Building a robust pipeline that produces a large pool of women to be selected for C-suite and boardroom roles is a good place to start, especially in the tech industry, which is only expected to exceed 33 percent representation in the overall workforce this year, according to Deloitte Global.
Despite the fact that they are not new, issues such as education, recruitment and hiring, retention, pay, and promotion continue to have a significant impact on women's representation in tech companies, and their resolution is painfully slow.
Programs designed to effect actual change from the top to the bottom of the corporate ladder, rather than simply pursuing political correctness or legal requirements, are required to right long-standing wrongs. We must recognize the efforts of companies that are already taking steps to increase women's representation in the workforce and encourage others to follow suit.

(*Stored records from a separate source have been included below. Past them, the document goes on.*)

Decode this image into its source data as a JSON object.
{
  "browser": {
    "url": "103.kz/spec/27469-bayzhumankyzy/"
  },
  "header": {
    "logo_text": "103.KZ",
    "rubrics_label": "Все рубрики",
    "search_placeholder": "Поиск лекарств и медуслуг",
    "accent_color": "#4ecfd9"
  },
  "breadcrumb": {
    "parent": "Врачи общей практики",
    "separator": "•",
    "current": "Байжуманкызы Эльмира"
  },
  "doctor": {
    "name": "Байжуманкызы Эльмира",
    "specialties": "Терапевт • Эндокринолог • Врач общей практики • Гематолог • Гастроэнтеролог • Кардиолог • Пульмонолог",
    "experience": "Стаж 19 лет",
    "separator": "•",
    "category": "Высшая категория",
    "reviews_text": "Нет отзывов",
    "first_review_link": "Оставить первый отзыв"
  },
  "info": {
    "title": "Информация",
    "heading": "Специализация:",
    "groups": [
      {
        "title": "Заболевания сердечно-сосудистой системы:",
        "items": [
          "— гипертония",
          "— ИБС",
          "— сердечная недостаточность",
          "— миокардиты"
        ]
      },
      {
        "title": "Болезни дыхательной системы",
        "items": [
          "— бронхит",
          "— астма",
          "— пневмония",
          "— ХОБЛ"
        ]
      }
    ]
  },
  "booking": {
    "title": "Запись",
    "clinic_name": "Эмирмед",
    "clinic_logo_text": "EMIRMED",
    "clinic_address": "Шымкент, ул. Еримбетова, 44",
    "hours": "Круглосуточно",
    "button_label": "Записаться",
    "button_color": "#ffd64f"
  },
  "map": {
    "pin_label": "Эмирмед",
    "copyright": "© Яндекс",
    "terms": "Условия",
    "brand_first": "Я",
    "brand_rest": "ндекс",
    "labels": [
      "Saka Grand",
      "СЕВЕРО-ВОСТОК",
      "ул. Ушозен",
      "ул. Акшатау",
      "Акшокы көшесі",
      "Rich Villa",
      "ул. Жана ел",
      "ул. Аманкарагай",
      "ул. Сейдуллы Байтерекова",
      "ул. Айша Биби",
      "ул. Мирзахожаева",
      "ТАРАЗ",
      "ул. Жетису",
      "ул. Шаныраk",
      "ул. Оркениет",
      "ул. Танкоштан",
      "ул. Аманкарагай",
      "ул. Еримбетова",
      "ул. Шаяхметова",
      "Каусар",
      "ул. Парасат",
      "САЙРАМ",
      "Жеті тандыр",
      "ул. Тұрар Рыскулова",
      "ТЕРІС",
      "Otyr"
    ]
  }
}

For example, the Microsoft Africa Development Centre has already launched notable initiatives to support the education and skilling of girls and women in order to increase their representation at all levels of the tech world.
Microsoft, for example, is improving mentorship and upskilling for women already pursuing careers in tech through partnerships with Women In Software Engineering (WISE) Mentorship Programme, Wentors, and Tech4Dev, and creating interest in the field for young girls through initiatives like DigiGirlz.

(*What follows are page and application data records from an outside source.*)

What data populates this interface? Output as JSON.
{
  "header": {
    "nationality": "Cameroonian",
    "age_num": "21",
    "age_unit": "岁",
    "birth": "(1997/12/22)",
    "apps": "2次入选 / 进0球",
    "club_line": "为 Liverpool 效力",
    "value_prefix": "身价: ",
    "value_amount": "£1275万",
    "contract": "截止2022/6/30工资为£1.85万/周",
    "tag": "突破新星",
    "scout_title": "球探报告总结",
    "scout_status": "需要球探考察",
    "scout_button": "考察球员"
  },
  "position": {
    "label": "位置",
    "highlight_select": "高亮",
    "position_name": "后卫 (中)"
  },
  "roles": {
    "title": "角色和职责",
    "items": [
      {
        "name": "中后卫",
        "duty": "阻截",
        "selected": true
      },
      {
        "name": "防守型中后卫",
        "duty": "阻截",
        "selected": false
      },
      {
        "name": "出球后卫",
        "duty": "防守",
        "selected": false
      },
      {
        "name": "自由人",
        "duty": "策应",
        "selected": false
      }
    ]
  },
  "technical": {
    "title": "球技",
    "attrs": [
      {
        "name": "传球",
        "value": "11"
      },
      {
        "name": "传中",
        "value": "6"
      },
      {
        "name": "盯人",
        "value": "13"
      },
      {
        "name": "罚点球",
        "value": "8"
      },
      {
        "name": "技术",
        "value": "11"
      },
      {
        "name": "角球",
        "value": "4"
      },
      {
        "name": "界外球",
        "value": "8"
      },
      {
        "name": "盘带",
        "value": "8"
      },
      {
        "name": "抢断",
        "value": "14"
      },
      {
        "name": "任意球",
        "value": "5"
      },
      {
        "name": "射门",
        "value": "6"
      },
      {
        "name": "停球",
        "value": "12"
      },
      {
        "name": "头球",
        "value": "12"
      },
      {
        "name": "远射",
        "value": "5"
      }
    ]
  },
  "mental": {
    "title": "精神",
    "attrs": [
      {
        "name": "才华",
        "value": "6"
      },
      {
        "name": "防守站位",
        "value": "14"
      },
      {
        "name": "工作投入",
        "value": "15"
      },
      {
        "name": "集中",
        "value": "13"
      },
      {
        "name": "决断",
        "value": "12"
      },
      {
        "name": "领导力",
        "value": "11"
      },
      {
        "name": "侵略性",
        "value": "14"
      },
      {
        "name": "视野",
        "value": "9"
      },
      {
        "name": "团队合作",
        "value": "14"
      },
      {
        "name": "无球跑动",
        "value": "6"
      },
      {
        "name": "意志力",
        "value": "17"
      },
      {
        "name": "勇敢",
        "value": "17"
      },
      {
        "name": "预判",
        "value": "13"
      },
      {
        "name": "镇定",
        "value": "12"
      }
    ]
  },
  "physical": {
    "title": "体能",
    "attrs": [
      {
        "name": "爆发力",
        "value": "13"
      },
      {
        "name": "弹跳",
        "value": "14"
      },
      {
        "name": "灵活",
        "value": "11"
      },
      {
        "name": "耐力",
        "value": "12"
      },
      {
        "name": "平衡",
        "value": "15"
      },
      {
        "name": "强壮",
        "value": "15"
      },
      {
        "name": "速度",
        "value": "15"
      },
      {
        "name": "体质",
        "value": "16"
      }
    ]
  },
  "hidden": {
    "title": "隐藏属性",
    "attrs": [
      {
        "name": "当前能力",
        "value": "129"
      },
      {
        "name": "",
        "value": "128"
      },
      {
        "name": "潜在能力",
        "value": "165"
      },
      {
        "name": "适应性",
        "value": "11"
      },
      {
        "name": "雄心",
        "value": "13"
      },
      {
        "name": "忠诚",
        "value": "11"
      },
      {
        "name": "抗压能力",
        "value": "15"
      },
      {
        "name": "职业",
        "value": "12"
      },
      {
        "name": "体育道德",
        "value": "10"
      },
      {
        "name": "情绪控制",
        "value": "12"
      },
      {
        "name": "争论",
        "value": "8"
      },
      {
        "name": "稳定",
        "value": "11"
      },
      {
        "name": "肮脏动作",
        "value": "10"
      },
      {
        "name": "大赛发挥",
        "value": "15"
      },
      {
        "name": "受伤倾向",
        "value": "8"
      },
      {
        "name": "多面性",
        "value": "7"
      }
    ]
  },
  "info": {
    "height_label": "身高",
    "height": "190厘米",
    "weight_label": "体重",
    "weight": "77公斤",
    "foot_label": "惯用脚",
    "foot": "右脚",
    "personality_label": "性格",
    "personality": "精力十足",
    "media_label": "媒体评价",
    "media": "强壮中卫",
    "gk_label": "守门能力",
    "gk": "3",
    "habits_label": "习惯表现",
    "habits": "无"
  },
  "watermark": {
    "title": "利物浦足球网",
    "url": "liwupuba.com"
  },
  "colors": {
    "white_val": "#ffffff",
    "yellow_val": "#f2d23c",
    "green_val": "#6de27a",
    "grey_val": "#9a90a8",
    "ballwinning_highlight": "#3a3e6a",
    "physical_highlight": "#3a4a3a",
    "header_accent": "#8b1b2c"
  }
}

Additional challenges, such as women leaving the workforce to care for their families, can now be addressed through policies that encourage remote work, allowing parents to work from wherever they are and reducing commute times.
Women in top leadership positions are important not only for bottom lines and corporate performance. Women on boards and in the C-Suite are powerful motivators for young girls. Visible role models are like a bright star in a dark sky, pointing girls and young women in the right direction.
While the progress made thus far is commendable, it is not time to rest on our laurels because there is still much work to be done in changing attitudes and culture regarding women's consideration for C-suite and boardroom seats.
As the world works to achieve various environmental, social, and governance goals, including improving parity, inclusivity must be deliberately and systematically integrated into corporate DNA in ways that allow women's unique perspectives, experiences, and values to contribute to corporate direction.